WASHINGTON — Ahead of the Troubled Asset Relief Program's first anniversary, Treasury Department officials on Thursday started a campaign to declare victory over the financial crisis, arguing that government intervention in the banking sector had saved the economy.
At a hearing before the Tarp Congressional Oversight Panel, Treasury Secretary Timothy Geithner said a raft of programs begun since the government bailout effort was introduced in October have stabilized the financial system and that winding down those programs will start soon. "Today I believe, because of comprehensive policy actions put in place since then, we are back from the edge of the abyss," Geithner said.
Though most of the programs will begin winding down, an administration effort to increase loan modifications and a separate program to promote small-business lending are to be continued.
The Treasury said it would let its guarantee program for money market mutual funds expire on Sept. 18 and has also largely sidelined its efforts to buy toxic securities.
Geithner's comments came a day after the Federal Deposit Insurance Corp. said it would let a program to guarantee bank debt expire on Oct. 31, though it is considering keeping an emergency debt plan in place for an additional six months.
Though many Treasury programs were never called on — the Treasury never made a payout, for example, through its money market mutual fund program — Geithner and other Treasury officials said their very existence helped stabilize markets.
A Treasury document also touted the fact that the government's net exposure under Tarp is now little more than half of the original $700 billion.
In fact, far from needing more money — the Obama administration had said early this year it might ask Congress for an additional $250 billion — the Treasury said the government would continue to recoup its costs. Banks have repaid more than $70 billion invested through Tarp's capital purchase program, and the Treasury expects another $50 billion to be repaid within 18 months.
One plan that never got off the ground despite repeated attempts was a program to buy illiquid mortgage loans and securities. Though the original point of Tarp was to have the government buy troubled assets, a Treasury official speaking to reporters on background said the latest version of that effort — the Public-Private Investment Program — does not appear to be needed.
Though he said the plan was still being worked on, the official said the administration initially started the program to help banks attract private capital. But private capital has started coming to banks even without a bad-asset program.
PPIP was divided into two parts. The FDIC proposed to offer auctions of wholesale mortgage loans, helping to guarantee financing for investors. But this plan was significantly scaled back and is now a pilot program designed to sell assets from failed banks, not from open and operating institutions.

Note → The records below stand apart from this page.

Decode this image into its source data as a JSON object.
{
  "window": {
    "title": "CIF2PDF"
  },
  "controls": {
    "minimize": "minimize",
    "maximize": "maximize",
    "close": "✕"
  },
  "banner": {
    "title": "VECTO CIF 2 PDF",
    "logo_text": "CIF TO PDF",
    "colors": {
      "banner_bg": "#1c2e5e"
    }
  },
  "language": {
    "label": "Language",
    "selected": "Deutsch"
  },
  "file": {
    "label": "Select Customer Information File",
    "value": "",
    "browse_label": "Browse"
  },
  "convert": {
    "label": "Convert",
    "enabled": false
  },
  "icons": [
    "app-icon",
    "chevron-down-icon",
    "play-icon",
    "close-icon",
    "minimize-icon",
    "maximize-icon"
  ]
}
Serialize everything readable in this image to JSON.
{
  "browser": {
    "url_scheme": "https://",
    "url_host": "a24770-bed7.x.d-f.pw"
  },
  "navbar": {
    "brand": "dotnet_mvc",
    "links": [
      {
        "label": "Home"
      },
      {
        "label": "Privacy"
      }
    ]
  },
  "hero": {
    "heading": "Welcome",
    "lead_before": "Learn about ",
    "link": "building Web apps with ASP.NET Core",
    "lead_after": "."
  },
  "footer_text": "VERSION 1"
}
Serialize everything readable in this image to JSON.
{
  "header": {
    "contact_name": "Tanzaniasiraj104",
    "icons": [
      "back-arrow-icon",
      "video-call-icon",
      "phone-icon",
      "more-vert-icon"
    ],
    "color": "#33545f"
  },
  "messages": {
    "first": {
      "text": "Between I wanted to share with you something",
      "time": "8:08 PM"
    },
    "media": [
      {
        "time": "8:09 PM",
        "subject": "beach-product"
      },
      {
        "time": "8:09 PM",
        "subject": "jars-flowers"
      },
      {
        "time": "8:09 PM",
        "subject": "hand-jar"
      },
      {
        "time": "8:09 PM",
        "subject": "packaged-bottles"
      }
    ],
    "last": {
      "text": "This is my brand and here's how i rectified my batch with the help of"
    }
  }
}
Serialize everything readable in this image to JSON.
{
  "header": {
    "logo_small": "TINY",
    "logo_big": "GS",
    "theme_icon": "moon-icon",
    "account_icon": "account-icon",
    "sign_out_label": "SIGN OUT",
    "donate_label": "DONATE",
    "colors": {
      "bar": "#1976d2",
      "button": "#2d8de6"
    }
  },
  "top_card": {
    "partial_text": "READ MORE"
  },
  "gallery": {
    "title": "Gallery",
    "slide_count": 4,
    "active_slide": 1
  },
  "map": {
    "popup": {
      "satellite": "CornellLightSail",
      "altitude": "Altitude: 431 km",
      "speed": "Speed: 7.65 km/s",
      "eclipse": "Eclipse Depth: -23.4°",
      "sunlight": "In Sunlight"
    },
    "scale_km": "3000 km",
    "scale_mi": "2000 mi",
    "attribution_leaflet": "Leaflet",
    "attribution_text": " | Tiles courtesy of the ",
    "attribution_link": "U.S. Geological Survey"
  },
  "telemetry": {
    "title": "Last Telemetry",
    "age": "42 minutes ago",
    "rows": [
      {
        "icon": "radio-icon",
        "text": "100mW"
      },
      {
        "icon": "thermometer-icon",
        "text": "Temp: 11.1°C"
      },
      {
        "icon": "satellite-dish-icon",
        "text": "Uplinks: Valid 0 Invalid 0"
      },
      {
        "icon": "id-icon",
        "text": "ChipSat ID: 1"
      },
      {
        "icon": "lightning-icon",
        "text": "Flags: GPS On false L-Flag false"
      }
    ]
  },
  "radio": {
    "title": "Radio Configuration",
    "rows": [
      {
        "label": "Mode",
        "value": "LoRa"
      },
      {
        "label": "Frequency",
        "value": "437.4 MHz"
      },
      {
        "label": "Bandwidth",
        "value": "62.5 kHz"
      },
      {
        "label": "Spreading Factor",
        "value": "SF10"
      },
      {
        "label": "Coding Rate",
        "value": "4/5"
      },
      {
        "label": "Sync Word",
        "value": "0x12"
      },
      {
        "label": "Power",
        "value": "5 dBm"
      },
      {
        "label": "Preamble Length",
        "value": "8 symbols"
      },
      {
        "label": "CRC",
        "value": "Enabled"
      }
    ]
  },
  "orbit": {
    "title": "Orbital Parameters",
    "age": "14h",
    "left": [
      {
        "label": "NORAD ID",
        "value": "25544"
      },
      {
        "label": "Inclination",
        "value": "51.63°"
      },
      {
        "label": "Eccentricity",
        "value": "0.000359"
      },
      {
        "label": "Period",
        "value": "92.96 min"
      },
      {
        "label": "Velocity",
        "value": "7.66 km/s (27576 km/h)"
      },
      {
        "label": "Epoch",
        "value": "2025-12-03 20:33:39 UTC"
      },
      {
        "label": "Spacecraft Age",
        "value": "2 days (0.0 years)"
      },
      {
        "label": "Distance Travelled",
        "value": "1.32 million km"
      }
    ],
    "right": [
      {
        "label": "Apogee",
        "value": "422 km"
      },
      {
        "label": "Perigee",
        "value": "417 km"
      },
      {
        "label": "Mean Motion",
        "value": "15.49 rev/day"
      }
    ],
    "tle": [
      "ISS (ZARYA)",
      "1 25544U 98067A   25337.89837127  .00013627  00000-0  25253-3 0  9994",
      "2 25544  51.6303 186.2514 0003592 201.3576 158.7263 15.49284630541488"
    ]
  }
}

The Treasury had been expected to handle similar auctions of troubled securities, but it is unclear if that will plan will ever get off the ground.
During his testimony before the oversight panel, Geithner said that, as banks attracted capital, the need to sell troubled assets became less urgent. "The problems posed by those assets are dramatically addressed by that capital," he said.
But Elizabeth Warren, the panel's chairman, said later in the day that troubled assets remain a problem at smaller banks. "The risk is there," she told CNBC. "It's the risk in these smaller banks. No one has a really good sense of how big it is, so we've got this unknown risk out there … . It's not clear to me it's been resolved."
Geithner walked a tightrope in presenting an optimistic outlook and asserting the success of his programs without claiming a complete recovery.
"I would not want anyone to be left with the impression that we are not still facing really enormous challenges in the financial system," he said. "The classic errors of economic policy during crises are to act late with insufficient force and then put the brakes on too early. We are not going to repeat those mistakes."
Some observers, however, said Geithner may be declaring victory too early. It appeared the Treasury was eager to get ahead of an expected flood of stories looking back at the enactment of Tarp, they said.
"One has to be somewhat careful to take credit for all the good signs and not pay enough attention to all the bad signs … . Things are not perfect," said James Barth, a finance professor at Auburn University and a senior fellow at the Milken Institute. "There are mixed signs. I think there obviously are signs the economy is going to grow at a positive rate, but I think it's premature to think all the problems are behind."
He also said one of the most massive government interventions in the market — the seizure of Fannie Mae and Freddie Mac — does not appear to be anywhere near its end. The Treasury official deflected questions on the future of the government-sponsored enterprises, saying it was an issue for next year. (See related story on page 1.)
"There's not a gush of private-sector capital flowing into the private housing markets," Barth said. "They are still dominated by Fannie Mae, Freddie Mac and Ginnie Mae. Postponing to next year means there is still a big issue to deal with."
Members of the oversight panel were also hesitant to cheer the Treasury's success. "Almost one year later I continue to be concerned and curious what Tarp has evolved to today. … It's a mixed report card at best," said Rep. Jeb Hensarling, R-Tex.